__What is required__
Your task is to retype the listing word for word.

__Extracted data__
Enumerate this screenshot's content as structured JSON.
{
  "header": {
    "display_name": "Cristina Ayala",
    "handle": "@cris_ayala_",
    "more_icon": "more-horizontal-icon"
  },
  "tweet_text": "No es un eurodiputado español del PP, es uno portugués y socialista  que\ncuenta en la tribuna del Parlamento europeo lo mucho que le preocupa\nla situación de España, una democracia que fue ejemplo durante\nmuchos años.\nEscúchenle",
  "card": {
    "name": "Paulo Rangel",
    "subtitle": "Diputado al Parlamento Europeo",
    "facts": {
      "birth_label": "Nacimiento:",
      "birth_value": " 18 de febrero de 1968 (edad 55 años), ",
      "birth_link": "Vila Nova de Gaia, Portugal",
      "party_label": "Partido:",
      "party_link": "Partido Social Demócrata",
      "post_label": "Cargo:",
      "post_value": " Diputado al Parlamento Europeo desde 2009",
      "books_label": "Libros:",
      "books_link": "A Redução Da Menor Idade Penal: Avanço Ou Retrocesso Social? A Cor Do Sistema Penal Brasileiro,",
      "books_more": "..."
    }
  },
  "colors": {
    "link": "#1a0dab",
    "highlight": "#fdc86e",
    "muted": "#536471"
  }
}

__Answer for this exercise__
Enumerate this screenshot's content as structured JSON.
{
  "header": {
    "display_name": "Cristina Ayala",
    "handle": "@cris_ayala_",
    "more_icon": "more-horizontal-icon"
  },
  "tweet_text": "No es un eurodiputado español del PP, es uno portugués y socialista  que\ncuenta en la tribuna del Parlamento europeo lo mucho que le preocupa\nla situación de España, una democracia que fue ejemplo durante\nmuchos años.\nEscúchenle",
  "card": {
    "name": "Paulo Rangel",
    "subtitle": "Diputado al Parlamento Europeo",
    "facts": {
      "birth_label": "Nacimiento:",
      "birth_value": " 18 de febrero de 1968 (edad 55 años), ",
      "birth_link": "Vila Nova de Gaia, Portugal",
      "party_label": "Partido:",
      "party_link": "Partido Social Demócrata",
      "post_label": "Cargo:",
      "post_value": " Diputado al Parlamento Europeo desde 2009",
      "books_label": "Libros:",
      "books_link": "A Redução Da Menor Idade Penal: Avanço Ou Retrocesso Social? A Cor Do Sistema Penal Brasileiro,",
      "books_more": "..."
    }
  },
  "colors": {
    "link": "#1a0dab",
    "highlight": "#fdc86e",
    "muted": "#536471"
  }
}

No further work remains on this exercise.